A subsequent launch attempt on January 7, 1986 was scrubbed at the T minus 9 minute hold due to weather constraint violations at TAL sites. However, during post launch scrub operations a broken Ground Support Equipment (GSE) LOX temperature probe was found lodged in SSME #2 pre-valve post-detanking. This temperature probe had failed (off-scale high reading) during LOX loading but due to the absence of any mechanical failure history, the failure was assumed to be electrical in nature and the temperature data from this probe was not mandatory for pre-launch loading operations. The broken temperature probe would have prevented closure of pre-valve during flight, at MECO, resulting in an uncontained SSME failure and possible loss of crew, loss of vehicle.
As a result of the broken GSE LOX temperature probe, all GSE LOX temperature probes were inspected and screened for improper welds, monitored during pre-launch operations for any anomalies, and eventually replaced with redesigned probes. A coarse debris screen was also added upstream of the LOX prevalve to prevent large debris from entering into the prevalve.
STS-112 | 10/7/2002 | Crew: 6
T-0 umbilical issues resulted in none of the system A pyrotechnic charges firing.
The post-launch data review of the October 7, 2002 launch determined that none of the system A pyrotechnics (NASA Standard Initiators) for the Solid Rocket Booster hold-down posts nor the External Tank Vent Arm System discharged.
The Master Events Controller (MEC) provided the signal to the Pyrotechnic Initiator Controller (PIC) to discharge the pyrotechnics.
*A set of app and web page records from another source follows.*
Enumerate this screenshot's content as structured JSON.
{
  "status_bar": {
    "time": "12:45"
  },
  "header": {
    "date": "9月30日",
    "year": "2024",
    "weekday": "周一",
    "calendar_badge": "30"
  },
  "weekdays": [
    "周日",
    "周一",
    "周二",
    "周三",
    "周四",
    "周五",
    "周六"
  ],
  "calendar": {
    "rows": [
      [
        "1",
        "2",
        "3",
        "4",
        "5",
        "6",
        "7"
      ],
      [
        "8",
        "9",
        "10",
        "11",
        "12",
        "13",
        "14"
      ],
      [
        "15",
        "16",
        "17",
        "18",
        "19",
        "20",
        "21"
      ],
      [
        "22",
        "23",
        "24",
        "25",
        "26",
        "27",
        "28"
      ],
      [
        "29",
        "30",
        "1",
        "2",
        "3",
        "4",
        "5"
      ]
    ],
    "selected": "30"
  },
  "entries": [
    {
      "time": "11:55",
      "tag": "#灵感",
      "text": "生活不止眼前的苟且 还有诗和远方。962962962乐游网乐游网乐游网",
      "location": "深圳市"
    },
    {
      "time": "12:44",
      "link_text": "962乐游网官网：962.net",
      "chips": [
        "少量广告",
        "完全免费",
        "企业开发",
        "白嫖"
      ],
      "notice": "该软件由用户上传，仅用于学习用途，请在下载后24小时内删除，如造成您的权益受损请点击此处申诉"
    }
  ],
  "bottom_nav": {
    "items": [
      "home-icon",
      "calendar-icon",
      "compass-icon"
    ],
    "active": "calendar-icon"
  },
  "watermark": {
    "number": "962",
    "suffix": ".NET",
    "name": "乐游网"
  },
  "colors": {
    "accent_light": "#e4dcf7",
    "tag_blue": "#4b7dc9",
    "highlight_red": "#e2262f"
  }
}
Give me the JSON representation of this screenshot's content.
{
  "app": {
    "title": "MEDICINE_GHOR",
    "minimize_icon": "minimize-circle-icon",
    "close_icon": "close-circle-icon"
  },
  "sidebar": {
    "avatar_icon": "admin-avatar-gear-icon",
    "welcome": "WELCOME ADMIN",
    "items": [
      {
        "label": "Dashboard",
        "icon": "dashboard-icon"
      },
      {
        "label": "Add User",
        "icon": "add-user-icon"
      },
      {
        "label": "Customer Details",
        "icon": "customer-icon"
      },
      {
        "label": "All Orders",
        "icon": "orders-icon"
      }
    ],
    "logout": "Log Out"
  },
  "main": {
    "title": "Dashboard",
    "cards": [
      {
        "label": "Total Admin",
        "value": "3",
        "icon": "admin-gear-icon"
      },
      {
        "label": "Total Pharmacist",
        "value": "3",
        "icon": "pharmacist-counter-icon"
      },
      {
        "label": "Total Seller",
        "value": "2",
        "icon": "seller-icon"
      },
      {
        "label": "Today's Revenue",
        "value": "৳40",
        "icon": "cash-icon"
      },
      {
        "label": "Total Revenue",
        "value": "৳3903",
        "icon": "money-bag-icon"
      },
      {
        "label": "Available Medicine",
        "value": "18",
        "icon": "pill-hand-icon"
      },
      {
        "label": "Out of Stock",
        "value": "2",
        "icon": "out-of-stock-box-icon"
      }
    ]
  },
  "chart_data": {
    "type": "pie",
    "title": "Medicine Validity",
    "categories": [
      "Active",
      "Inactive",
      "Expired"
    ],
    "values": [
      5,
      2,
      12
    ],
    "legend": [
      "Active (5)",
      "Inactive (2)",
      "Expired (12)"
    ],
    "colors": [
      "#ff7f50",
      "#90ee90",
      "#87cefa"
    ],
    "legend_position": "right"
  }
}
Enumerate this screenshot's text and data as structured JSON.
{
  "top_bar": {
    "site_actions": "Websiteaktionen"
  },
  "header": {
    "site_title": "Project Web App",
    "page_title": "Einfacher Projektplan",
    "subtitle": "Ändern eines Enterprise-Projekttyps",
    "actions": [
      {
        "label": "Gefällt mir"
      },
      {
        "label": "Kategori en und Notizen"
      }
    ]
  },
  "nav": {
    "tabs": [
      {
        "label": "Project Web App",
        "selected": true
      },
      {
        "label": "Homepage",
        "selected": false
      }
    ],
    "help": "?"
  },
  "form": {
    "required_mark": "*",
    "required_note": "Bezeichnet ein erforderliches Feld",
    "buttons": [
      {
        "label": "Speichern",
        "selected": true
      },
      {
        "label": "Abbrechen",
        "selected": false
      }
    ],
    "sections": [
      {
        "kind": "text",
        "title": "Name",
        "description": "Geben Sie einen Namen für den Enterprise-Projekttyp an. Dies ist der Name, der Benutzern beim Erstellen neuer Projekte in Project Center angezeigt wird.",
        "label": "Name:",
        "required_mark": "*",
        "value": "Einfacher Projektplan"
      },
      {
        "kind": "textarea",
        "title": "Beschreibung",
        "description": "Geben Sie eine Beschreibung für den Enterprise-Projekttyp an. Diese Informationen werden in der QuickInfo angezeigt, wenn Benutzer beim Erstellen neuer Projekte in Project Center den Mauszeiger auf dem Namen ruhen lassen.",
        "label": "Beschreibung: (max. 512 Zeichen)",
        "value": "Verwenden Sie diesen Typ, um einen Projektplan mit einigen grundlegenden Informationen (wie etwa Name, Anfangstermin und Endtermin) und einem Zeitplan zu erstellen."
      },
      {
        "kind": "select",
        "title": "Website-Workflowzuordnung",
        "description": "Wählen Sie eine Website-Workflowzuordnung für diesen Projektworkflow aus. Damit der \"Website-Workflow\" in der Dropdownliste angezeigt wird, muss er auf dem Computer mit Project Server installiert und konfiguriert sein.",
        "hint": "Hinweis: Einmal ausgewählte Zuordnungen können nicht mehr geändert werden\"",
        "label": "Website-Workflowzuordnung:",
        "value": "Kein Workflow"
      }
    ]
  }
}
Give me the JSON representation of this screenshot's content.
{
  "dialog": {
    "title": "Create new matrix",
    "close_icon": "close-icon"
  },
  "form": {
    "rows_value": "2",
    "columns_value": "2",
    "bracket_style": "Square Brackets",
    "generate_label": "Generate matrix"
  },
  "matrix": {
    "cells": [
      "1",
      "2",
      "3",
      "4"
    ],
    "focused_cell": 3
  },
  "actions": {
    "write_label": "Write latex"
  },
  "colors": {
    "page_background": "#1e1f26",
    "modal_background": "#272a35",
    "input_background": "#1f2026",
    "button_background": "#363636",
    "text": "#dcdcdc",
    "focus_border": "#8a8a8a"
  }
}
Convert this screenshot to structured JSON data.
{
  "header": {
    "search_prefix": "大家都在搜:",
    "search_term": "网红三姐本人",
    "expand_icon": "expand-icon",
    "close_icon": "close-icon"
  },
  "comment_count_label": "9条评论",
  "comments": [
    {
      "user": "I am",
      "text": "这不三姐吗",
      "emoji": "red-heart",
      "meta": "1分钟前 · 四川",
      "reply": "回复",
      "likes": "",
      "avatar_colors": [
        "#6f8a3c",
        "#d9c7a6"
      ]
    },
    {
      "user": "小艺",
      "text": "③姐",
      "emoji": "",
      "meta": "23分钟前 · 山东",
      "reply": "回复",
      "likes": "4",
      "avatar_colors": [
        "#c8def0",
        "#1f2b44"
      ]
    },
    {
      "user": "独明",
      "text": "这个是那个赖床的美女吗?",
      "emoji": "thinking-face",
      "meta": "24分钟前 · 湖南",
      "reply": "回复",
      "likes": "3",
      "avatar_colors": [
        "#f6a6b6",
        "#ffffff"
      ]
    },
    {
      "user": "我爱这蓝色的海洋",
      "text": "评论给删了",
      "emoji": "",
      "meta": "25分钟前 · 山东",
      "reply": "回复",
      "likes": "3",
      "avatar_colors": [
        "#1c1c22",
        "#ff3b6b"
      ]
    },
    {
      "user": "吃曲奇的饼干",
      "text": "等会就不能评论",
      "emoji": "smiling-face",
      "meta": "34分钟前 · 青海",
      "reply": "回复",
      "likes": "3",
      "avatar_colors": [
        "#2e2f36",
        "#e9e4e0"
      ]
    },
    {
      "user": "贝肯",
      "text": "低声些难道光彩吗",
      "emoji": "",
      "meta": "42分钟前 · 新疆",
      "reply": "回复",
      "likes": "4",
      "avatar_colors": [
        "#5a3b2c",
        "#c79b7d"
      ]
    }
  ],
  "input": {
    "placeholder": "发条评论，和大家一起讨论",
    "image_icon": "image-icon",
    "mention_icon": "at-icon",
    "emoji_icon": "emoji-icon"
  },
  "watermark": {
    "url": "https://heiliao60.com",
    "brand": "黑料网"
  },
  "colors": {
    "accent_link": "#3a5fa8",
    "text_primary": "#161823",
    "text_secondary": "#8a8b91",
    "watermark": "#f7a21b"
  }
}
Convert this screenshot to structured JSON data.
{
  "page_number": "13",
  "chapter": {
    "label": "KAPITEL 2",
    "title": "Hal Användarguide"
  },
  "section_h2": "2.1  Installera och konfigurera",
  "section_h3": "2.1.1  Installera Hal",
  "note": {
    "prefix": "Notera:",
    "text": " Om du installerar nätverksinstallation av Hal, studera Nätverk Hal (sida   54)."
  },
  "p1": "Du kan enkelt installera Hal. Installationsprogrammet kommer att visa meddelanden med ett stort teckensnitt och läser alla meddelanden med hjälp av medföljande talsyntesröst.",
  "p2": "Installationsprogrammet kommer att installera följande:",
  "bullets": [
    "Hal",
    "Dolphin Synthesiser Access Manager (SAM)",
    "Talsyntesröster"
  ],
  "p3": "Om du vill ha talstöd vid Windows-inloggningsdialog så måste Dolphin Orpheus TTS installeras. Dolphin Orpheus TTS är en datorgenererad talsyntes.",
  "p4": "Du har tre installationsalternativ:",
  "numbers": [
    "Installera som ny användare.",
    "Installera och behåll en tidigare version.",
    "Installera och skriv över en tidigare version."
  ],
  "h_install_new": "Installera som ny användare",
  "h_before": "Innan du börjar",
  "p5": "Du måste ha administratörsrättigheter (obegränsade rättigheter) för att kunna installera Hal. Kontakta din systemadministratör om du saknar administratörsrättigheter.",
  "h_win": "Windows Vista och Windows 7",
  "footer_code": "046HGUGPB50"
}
Therefore the MEC common wiring, as well as the wiring between the MEC in the orbiter and the PIC rack on the ground, were suspected of not working properly.
All connectors and electrical circuits were inspected and tested, but no root cause was identified to explain the anomaly.
Related or Recurring event
LANDING & POSTLANDING